We've already had 13817 updates since Dolphin 5.0. Keep up with Dolphin's continuing progress through the Dolphin Blog: December 2020 and January 2021 Progress Report.
| The Dolphin Emulator Wiki needs your help!
Dolphin can play thousands of games, and changes are happening all the time. Help us keep up! Join in and help us make this the best resource for Dolphin.
FifoPlayer is a powerful developer tool for debugging graphics related issues. It can be used to record an emulated scene during emulation and to playback it arbitrarily often lateron. Furthermore, it allows for close inspection of each FIFO command sent to the GPU during emulation. Possible use cases for FifoPlayer include debugging rendering issues in games which a developer does not have access to. Users can just record a fifo log and give it to devs, who can analyze the rendering commands without the actual game iso. Also, having an automatically formatted FIFO command list very much eases the task of figuring out how a specific game's graphics are rendered and where it goes wrong in Dolphin. FifoPlayer can restrict the render output to the objects of interest, effectively cleaning up any irritating "unrelated" objects.
How to record a fifo log?
Any of the FifoPlayer functionality requires a FIFO log to be recorded. This basically intercepts all commands sent to the GPU during the recording and stores them in a .dff file to allow easy playback and inspection.
- While running a game, open the Fifo Player dialog from the Tools menu
- In the Fifo Player dialog, select the Record tab
- Adjust the number of frames to render (different issues will need a different fifo log length; for example when render output depends on the previously rendered frame, you'll want to record more than one frame)
- Press Record and wait until the recording has finished
- Press Save and make sure the specified filename uses a .dff extension
- Things to keep in mind: Depending on the game, the settings Virtual XFB, Real XFB and EFB copies to RAM may cause various issues for playback.

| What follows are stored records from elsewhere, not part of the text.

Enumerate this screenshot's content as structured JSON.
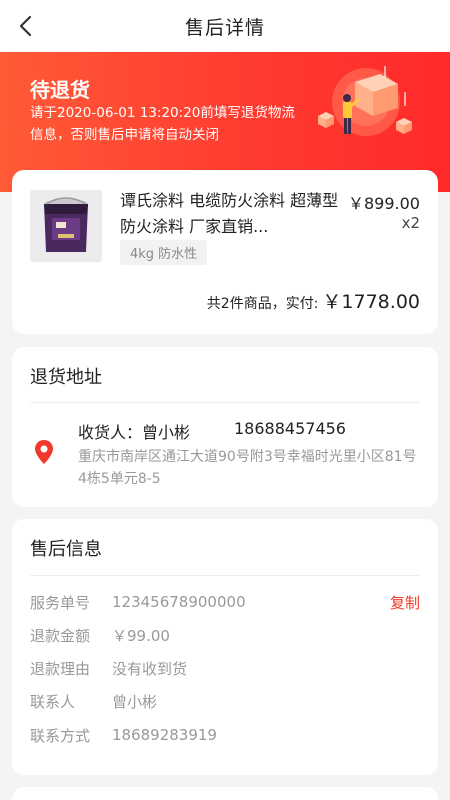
{
  "header": {
    "title": "售后详情"
  },
  "status": {
    "title": "待退货",
    "message": "请于2020-06-01 13:20:20前填写退货物流信息，否则售后申请将自动关闭"
  },
  "product": {
    "name": "谭氏涂料 电缆防火涂料 超薄型防火涂料 厂家直销...",
    "price": "￥899.00",
    "quantity": "x2",
    "spec": "4kg  防水性",
    "total_label": "共2件商品，实付:",
    "total_amount": "￥1778.00"
  },
  "address": {
    "section_title": "退货地址",
    "receiver": "收货人：曾小彬",
    "phone": "18688457456",
    "detail": "重庆市南岸区通江大道90号附3号幸福时光里小区81号4栋5单元8-5"
  },
  "after_sales": {
    "section_title": "售后信息",
    "copy_label": "复制",
    "rows": [
      {
        "label": "服务单号",
        "value": "12345678900000"
      },
      {
        "label": "退款金额",
        "value": "￥99.00"
      },
      {
        "label": "退款理由",
        "value": "没有收到货"
      },
      {
        "label": "联系人",
        "value": "曾小彬"
      },
      {
        "label": "联系方式",
        "value": "18689283919"
      }
    ]
  },
  "colors": {
    "accent": "#ff3b30",
    "copy": "#f03a2e",
    "background": "#f4f4f6"
  },
  "icons": [
    "back-arrow-icon",
    "location-pin-icon"
  ]
}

YMMV, but if the game doesn't require these settings, keep them disabled while recording.
- Scenes involving texture preloading can't be recorded at this stage.

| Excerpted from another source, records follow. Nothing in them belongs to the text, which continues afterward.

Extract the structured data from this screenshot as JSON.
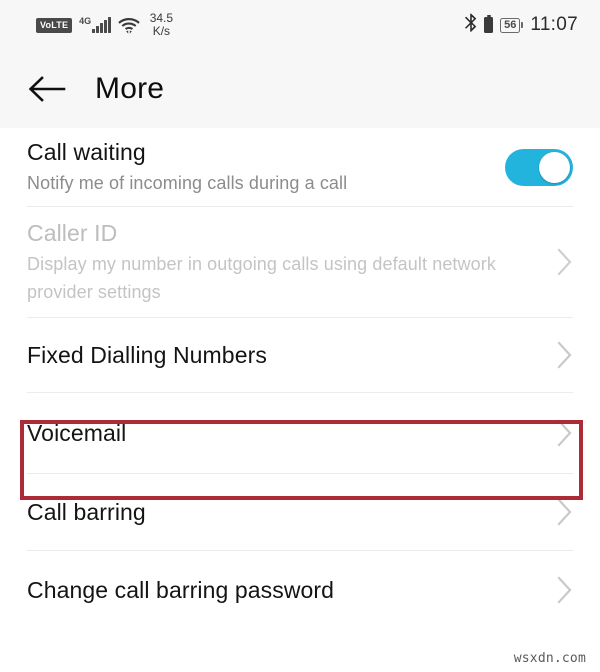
{
  "status_bar": {
    "volte_label": "VoLTE",
    "network_type": "4G",
    "signal_icon": "signal-bars-icon",
    "wifi_icon": "wifi-icon",
    "data_speed_value": "34.5",
    "data_speed_unit": "K/s",
    "bluetooth_icon": "bluetooth-icon",
    "battery_icon": "battery-icon",
    "battery_percent": "56",
    "time": "11:07"
  },
  "app_bar": {
    "back_icon": "back-arrow-icon",
    "title": "More"
  },
  "settings": {
    "rows": [
      {
        "id": "call-waiting",
        "title": "Call waiting",
        "subtitle": "Notify me of incoming calls during a call",
        "control": "toggle",
        "toggle_on": true,
        "disabled": false
      },
      {
        "id": "caller-id",
        "title": "Caller ID",
        "subtitle": "Display my number in outgoing calls using default network provider settings",
        "control": "chevron",
        "disabled": true
      },
      {
        "id": "fixed-dialling-numbers",
        "title": "Fixed Dialling Numbers",
        "subtitle": "",
        "control": "chevron",
        "disabled": false
      },
      {
        "id": "voicemail",
        "title": "Voicemail",
        "subtitle": "",
        "control": "chevron",
        "disabled": false,
        "highlighted": true
      },
      {
        "id": "call-barring",
        "title": "Call barring",
        "subtitle": "",
        "control": "chevron",
        "disabled": false
      },
      {
        "id": "change-call-barring-password",
        "title": "Change call barring password",
        "subtitle": "",
        "control": "chevron",
        "disabled": false
      }
    ]
  },
  "annotation": {
    "highlight_color": "#ab2b37",
    "highlight_target": "voicemail"
  },
  "watermark": {
    "text": "wsxdn.com"
  },
  "colors": {
    "accent_toggle": "#23b4de",
    "status_bar_bg": "#f7f7f7",
    "content_bg": "#ffffff",
    "divider": "#ececec",
    "disabled_text": "#bdbdbd"
  }
}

How to play back a fifo log?
Developers of course will want to use this to see if they can reproduce issues locally. But it's also useful for users to verify that their recorded fifo log actually works.
- Use the Open toolbar button to open the .dff file that you want to play back. Note that fifo logs won't appear in your game list. For a more streamlined workflow you might want to use dolphin in batch mode by calling "dolphin-emu -b -e file.dff" from command line (this will play back the fifo log and immediately close the emulator once you close the emulation window).

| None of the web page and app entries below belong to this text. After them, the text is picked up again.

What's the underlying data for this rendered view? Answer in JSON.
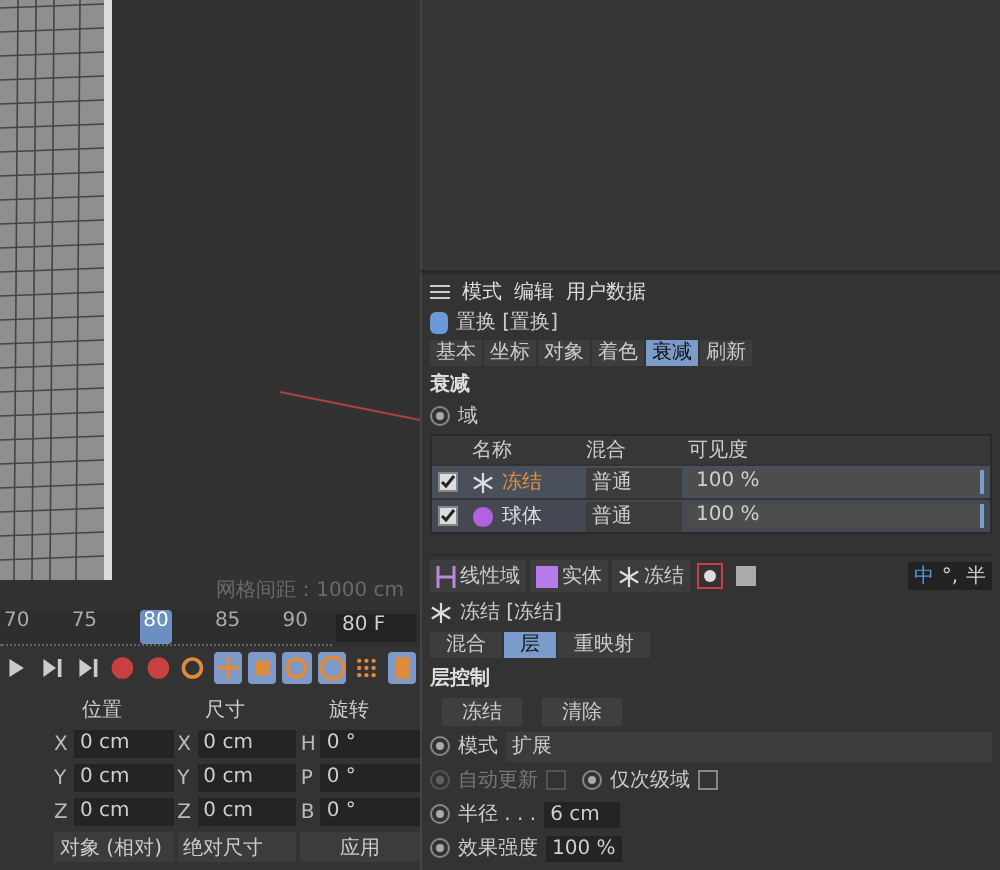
{
  "viewport": {
    "grid_spacing": "网格间距：1000 cm"
  },
  "timeline": {
    "ticks": [
      "70",
      "75",
      "80",
      "85",
      "90"
    ],
    "frame": "80 F"
  },
  "coordinates": {
    "headers": [
      "位置",
      "尺寸",
      "旋转"
    ],
    "rows": [
      [
        {
          "axis": "X",
          "value": "0 cm"
        },
        {
          "axis": "X",
          "value": "0 cm"
        },
        {
          "axis": "H",
          "value": "0 °"
        }
      ],
      [
        {
          "axis": "Y",
          "value": "0 cm"
        },
        {
          "axis": "Y",
          "value": "0 cm"
        },
        {
          "axis": "P",
          "value": "0 °"
        }
      ],
      [
        {
          "axis": "Z",
          "value": "0 cm"
        },
        {
          "axis": "Z",
          "value": "0 cm"
        },
        {
          "axis": "B",
          "value": "0 °"
        }
      ]
    ],
    "space": "对象 (相对)",
    "size_mode": "绝对尺寸",
    "apply": "应用"
  },
  "attributes": {
    "menu": [
      "模式",
      "编辑",
      "用户数据"
    ],
    "object": "置换 [置换]",
    "tabs": [
      {
        "label": "基本",
        "selected": false
      },
      {
        "label": "坐标",
        "selected": false
      },
      {
        "label": "对象",
        "selected": false
      },
      {
        "label": "着色",
        "selected": false
      },
      {
        "label": "衰减",
        "selected": true
      },
      {
        "label": "刷新",
        "selected": false
      }
    ],
    "section": "衰减",
    "field_radio": "域",
    "columns": [
      "名称",
      "混合",
      "可见度"
    ],
    "rows": [
      {
        "kind": "freeze",
        "name": "冻结",
        "selected": true,
        "checked": true,
        "blend": "普通",
        "visibility": "100 %"
      },
      {
        "kind": "sphere",
        "name": "球体",
        "selected": false,
        "checked": true,
        "blend": "普通",
        "visibility": "100 %"
      }
    ]
  },
  "field_toolbar": [
    {
      "kind": "linear",
      "label": "线性域"
    },
    {
      "kind": "solid",
      "label": "实体"
    },
    {
      "kind": "freeze",
      "label": "冻结"
    }
  ],
  "ime": {
    "mode": "中",
    "punct": "°,",
    "width": "半"
  },
  "layer": {
    "object": "冻结 [冻结]",
    "tabs": [
      {
        "label": "混合",
        "selected": false
      },
      {
        "label": "层",
        "selected": true
      },
      {
        "label": "重映射",
        "selected": false
      }
    ],
    "section": "层控制",
    "buttons": [
      "冻结",
      "清除"
    ],
    "params": [
      {
        "kind": "dropdown",
        "label": "模式",
        "value": "扩展"
      },
      {
        "kind": "checks",
        "items": [
          {
            "label": "自动更新",
            "checked": false,
            "disabled": true
          },
          {
            "label": "仅次级域",
            "checked": false,
            "disabled": false
          }
        ]
      },
      {
        "kind": "number",
        "label": "半径 . . .",
        "value": "6 cm"
      },
      {
        "kind": "number",
        "label": "效果强度",
        "value": "100 %"
      }
    ]
  }
}
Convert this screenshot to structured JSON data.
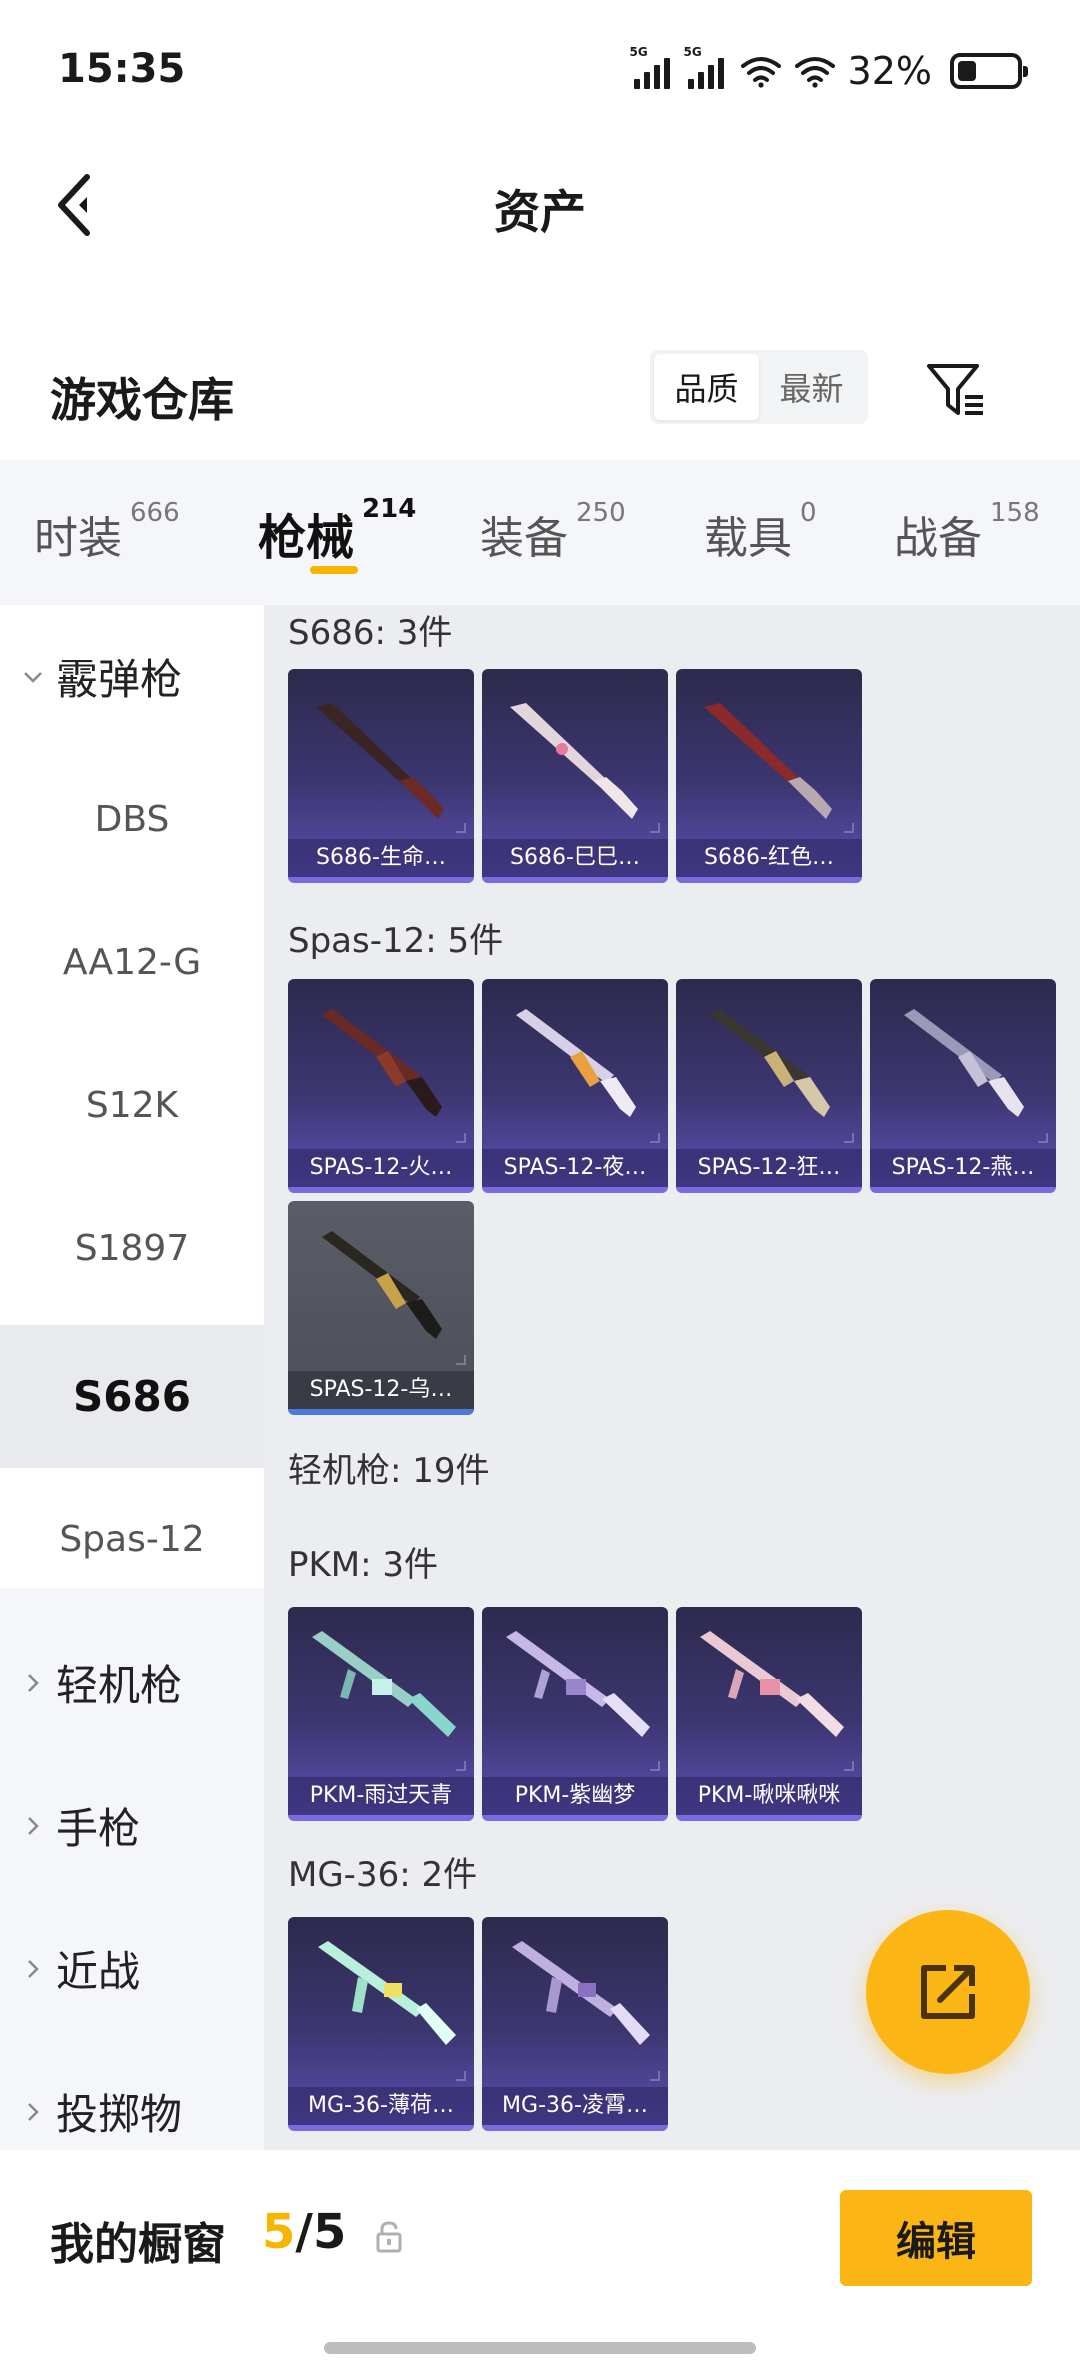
{
  "status_bar": {
    "time": "15:35",
    "network_1": "5G",
    "network_2": "5G",
    "battery_percent": "32%",
    "battery_level": 0.32
  },
  "nav": {
    "title": "资产",
    "back_icon": "chevron-left-icon"
  },
  "section": {
    "title": "游戏仓库",
    "sort_options": [
      "品质",
      "最新"
    ],
    "sort_selected": "品质",
    "filter_icon": "filter-icon"
  },
  "tabs": [
    {
      "name": "时装",
      "count": "666",
      "active": false
    },
    {
      "name": "枪械",
      "count": "214",
      "active": true
    },
    {
      "name": "装备",
      "count": "250",
      "active": false
    },
    {
      "name": "载具",
      "count": "0",
      "active": false
    },
    {
      "name": "战备",
      "count": "158",
      "active": false
    }
  ],
  "sidebar": {
    "items": [
      {
        "label": "霰弹枪",
        "type": "group",
        "expanded": true
      },
      {
        "label": "DBS",
        "type": "sub"
      },
      {
        "label": "AA12-G",
        "type": "sub"
      },
      {
        "label": "S12K",
        "type": "sub"
      },
      {
        "label": "S1897",
        "type": "sub"
      },
      {
        "label": "S686",
        "type": "sub",
        "selected": true
      },
      {
        "label": "Spas-12",
        "type": "sub"
      },
      {
        "label": "轻机枪",
        "type": "group",
        "expanded": false
      },
      {
        "label": "手枪",
        "type": "group",
        "expanded": false
      },
      {
        "label": "近战",
        "type": "group",
        "expanded": false
      },
      {
        "label": "投掷物",
        "type": "group",
        "expanded": false
      }
    ]
  },
  "content": {
    "groups": [
      {
        "title": "S686: 3件",
        "items": [
          "S686-生命…",
          "S686-巳巳…",
          "S686-红色…"
        ]
      },
      {
        "title": "Spas-12: 5件",
        "items": [
          "SPAS-12-火…",
          "SPAS-12-夜…",
          "SPAS-12-狂…",
          "SPAS-12-燕…",
          "SPAS-12-乌…"
        ]
      },
      {
        "title": "轻机枪: 19件",
        "items": []
      },
      {
        "title": "PKM: 3件",
        "items": [
          "PKM-雨过天青",
          "PKM-紫幽梦",
          "PKM-啾咪啾咪"
        ]
      },
      {
        "title": "MG-36: 2件",
        "items": [
          "MG-36-薄荷…",
          "MG-36-凌霄…"
        ]
      }
    ]
  },
  "fab": {
    "icon": "share-icon"
  },
  "bottom": {
    "showcase_label": "我的橱窗",
    "showcase_used": "5",
    "showcase_sep": "/",
    "showcase_total": "5",
    "lock_icon": "lock-icon",
    "edit_label": "编辑"
  },
  "colors": {
    "accent": "#f7b500",
    "fab": "#fbb615",
    "card_gradient_top": "#2d2a4d",
    "card_gradient_bottom": "#5e4fb4"
  }
}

- Note: If the emulator immediately crashes or shows fifo errors when opening a .dff file, try disabling Dual Core mode. It's known to have some problems at the moment.
- Render output is divided in frames. Each frame is divided in different objects. An object is defined as a group of vertices that are drawn consecutively with the same pipeline configuration.
- In the Play tab of the Fifo Player dialog, you can adjust which frames will be rendered during playback. Note that skipped frames are rendered (but not shown) nevertheless to ensure resource validity (e.g. for EFB copies) in the following frames.
- Similarly, you can limit the range of rendered objects. This is especially useful when you have a huge scene but are only interested in one single object which is rendered incorrectly.
- TODO: Explain Early Memory Updates.
How to analyze a fifo log?
This is purely a developer tool because it requires strong knowledge of what GPU registers are and how they are used in the GPU FIFO.
- Start fifo log playback like explained above and open the Analyze tab in the Fifo Player dialog
- You should see three columns there: The leftmost one will show you a list of rendered frames. The mid column lists all objects within the selected frame. The right column shows all FIFO commands called for that object. When selecting one of the FIFO commands, a more or less descriptive explanation will be shown at the bottom of the dialog.
- Note that the FIFO command list is a tad unintuitive: The first command should generally be a vertex draw command (e.g. 0x80) which is the one which actually draws the command, while the FIFO commands after that refer to any state changes after that (i.e. they actually apply to the next object)
- There's also a search function that allows you to search within the currently shown command list (i.e. not across different objects/frames). It's a bit buggy at the moment, so it takes some time to get used to.
- The currently selected FIFO command can be copied to clipboard by pressing CTRL+C